After our lunch at Subway, we visited the Salamanca Place. The fruits at Salamanca Fruit Market were surprisingly cheap! The fruits were probably the cheapest we’ve ever encountered in Australia thus far. Three kiwis for 99 cents. One kilo of imperial orange for 2 bucks. We were so happy and bought several kiwis and oranges.
Our first day at Hobart ended early because it started raining and most of the stores were already closed at 4.30pm. It was 3 degrees Celcius, according to Weather app. We went back to our hostel and had an early rest. But, to our dismay, the heater in our room didn’t work. I wore layers upon layers of jacket and warm clothing and managed to get a decent sleep.
Our Day 2 was started early. We were ready at Franklin Wharf at 7.30am. From the wharf, a minibus drove us and other tour participants to Port Arthur for a morning tea. 1.5 hours later, we arrived at Port Arthur and received a muffin and a drink!

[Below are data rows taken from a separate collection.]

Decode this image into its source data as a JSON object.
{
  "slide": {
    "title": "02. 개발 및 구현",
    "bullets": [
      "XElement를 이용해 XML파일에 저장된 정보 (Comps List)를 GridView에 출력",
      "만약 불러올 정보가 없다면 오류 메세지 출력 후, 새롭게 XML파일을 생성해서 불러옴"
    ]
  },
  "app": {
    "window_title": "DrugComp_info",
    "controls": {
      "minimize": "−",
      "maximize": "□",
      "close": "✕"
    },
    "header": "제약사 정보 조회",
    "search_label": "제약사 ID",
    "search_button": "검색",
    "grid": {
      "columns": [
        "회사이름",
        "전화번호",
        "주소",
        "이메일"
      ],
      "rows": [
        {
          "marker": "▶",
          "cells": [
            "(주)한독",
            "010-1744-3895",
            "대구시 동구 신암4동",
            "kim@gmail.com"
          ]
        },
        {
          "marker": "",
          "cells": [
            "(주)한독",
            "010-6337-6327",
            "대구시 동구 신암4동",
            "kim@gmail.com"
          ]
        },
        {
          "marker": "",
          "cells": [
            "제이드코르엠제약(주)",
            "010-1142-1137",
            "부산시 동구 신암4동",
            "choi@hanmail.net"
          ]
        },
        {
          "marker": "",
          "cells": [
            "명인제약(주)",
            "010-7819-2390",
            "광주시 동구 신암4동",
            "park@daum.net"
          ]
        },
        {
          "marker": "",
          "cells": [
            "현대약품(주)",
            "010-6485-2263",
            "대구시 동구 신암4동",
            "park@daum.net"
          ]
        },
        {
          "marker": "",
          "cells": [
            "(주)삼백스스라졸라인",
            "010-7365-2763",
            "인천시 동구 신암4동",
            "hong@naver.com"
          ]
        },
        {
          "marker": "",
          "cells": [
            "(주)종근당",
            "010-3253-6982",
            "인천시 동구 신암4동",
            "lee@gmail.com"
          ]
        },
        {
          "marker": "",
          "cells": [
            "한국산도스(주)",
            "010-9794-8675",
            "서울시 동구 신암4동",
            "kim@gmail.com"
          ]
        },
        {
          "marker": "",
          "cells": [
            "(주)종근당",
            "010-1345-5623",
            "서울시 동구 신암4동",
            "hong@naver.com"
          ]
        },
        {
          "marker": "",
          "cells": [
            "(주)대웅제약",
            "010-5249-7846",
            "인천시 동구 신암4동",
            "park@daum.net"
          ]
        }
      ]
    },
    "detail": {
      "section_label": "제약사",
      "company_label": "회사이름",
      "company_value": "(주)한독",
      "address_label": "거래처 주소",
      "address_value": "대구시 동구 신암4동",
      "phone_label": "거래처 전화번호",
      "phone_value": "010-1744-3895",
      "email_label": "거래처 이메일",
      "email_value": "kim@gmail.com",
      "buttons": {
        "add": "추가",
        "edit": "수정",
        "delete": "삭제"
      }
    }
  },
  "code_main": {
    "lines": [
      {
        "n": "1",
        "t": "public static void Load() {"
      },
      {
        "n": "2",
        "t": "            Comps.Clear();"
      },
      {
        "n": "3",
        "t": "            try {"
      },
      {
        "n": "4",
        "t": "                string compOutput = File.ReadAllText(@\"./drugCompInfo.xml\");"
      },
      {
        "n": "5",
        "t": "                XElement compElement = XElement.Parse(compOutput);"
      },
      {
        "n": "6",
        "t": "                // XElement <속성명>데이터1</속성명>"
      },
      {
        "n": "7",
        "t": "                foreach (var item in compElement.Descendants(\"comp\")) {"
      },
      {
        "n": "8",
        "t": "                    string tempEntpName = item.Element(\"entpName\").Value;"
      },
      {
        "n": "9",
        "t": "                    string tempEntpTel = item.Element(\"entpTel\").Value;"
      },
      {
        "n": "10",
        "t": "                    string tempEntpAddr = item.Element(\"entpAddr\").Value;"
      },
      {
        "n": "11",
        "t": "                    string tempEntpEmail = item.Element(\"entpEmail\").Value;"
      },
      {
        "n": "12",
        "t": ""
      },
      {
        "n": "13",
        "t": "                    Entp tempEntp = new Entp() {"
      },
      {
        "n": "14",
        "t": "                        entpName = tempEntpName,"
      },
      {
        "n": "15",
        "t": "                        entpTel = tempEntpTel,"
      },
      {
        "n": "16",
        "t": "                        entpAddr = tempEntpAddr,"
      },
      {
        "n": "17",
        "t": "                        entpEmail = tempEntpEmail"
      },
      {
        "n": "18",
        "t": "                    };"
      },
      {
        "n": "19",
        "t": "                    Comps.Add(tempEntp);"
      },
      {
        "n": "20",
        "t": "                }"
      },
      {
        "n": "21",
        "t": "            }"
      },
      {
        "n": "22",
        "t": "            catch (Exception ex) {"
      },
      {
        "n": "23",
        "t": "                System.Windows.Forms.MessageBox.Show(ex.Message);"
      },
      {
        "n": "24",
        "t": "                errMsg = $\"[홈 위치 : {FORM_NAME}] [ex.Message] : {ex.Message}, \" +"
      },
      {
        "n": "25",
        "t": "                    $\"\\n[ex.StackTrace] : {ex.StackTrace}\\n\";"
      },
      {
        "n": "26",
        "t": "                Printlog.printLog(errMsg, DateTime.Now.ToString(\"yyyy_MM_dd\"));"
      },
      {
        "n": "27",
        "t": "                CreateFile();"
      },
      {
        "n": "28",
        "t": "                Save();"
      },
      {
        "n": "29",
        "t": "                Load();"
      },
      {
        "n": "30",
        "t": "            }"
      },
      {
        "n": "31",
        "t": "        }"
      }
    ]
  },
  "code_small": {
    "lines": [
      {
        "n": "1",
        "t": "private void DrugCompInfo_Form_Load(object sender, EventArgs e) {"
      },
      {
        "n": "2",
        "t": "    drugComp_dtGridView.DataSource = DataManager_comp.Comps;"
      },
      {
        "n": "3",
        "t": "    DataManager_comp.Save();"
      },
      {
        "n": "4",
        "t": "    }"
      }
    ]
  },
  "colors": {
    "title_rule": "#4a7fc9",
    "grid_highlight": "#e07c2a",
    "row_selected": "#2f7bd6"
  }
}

After the breakfast, we collected our drysuit from the cruise office and met our boat guides. Shortly after that, we headed to the boat and started our 3 hours wilderness cruise.
The next three hours were the best three hours of our time in Tasmania. We cruised along the east coast of Tasmania Island, towards the south. We saw so many spectacular capes. And, oh, we saw seals and a huge group of dolphins! I was so excited I didn’t have time to react and take photos of the dolphins. But I do have photos of the incredible nature. Take a look.
In the beginning, the weather was windy. However, as we went further to the south, the weather turned wilder. I felt like I was riding a rollercoaster. I felt so dizzy. The boat guides decided not to visit Cape Pillar and Tasman Island due to the choppy water. It was unfortunate that we didn’t get to visit those two awesome places, but it didn’t make the trip any less amazing. I’ve said it before and I’ll say it again, those were the best three hours in Tasmania. I’d really recommend you take the cruise if you go to Tasmania.
When we reached the shore again, we bid farewell to the boat guides and went to Port Arthur Historic Site for lunch. Our lunch coupon allowed us to have a pie or a sandwich, a soup, a cake and a drink. After lunch, we were divided into 3 groups. The first group, who wanted to visit the Port Arthur Historic Site, could go straight away to the site, the entrance is just opposite the restaurant. The second group, who wanted to visit the Tasmanian Devil Conservation Park, would take the minibus to the park. The third group, who wanted a sightseeing tour at Port Arthur, which was us and a Malaysian lady, took the same minibus as the second group.
The minibus dropped the second group first before driving us to the Remarkable Cave. Too bad, the cave was closed due to bad weather! The minibus driver told us that 2 days ago, the wave was so high that it poured over a tourist. So we took a few photos by the side of the cliff next to the Remarkable Cave entrance.
Our third and final day at Hobart involved wandering around Hobart City. We went to antique shops in Elizabeth Street. Then my cousin and I separated ways because I wanted to go to Battery Point while she wanted to see more antique shops. Battery Point is a laid-back suburban with museums, beautiful houses, cafes and a breathtaking backdrop. I finished my wandering as I arrived back at the centre of Hobart City, witnessing a marvellous rainbow.
That concludes my three slow days in Hobart. Will I want to return again? Hell, yeah! There are so many places I haven’t explored yet in Tasmania. I’ll be back especially for the snow-capped mountain. Next, it’s time for a bit of sunshine at Gold Coast.
This is Part 5 of my “Australia Trip in 2011” series. Read other posts in this series:
- Part 1: Exploring the Chilly Sydney in Photos
- Part 2: Nan Tien Temple in Wollongong
- Part 3: Seeing Snow for the First Time in Snowy Mountains
- Part 4: Canberra in a Day
- Part 6: Mixed Emotions in the City of Gold Coast
To see all articles I’ve written about the land down under, visit my Australia page.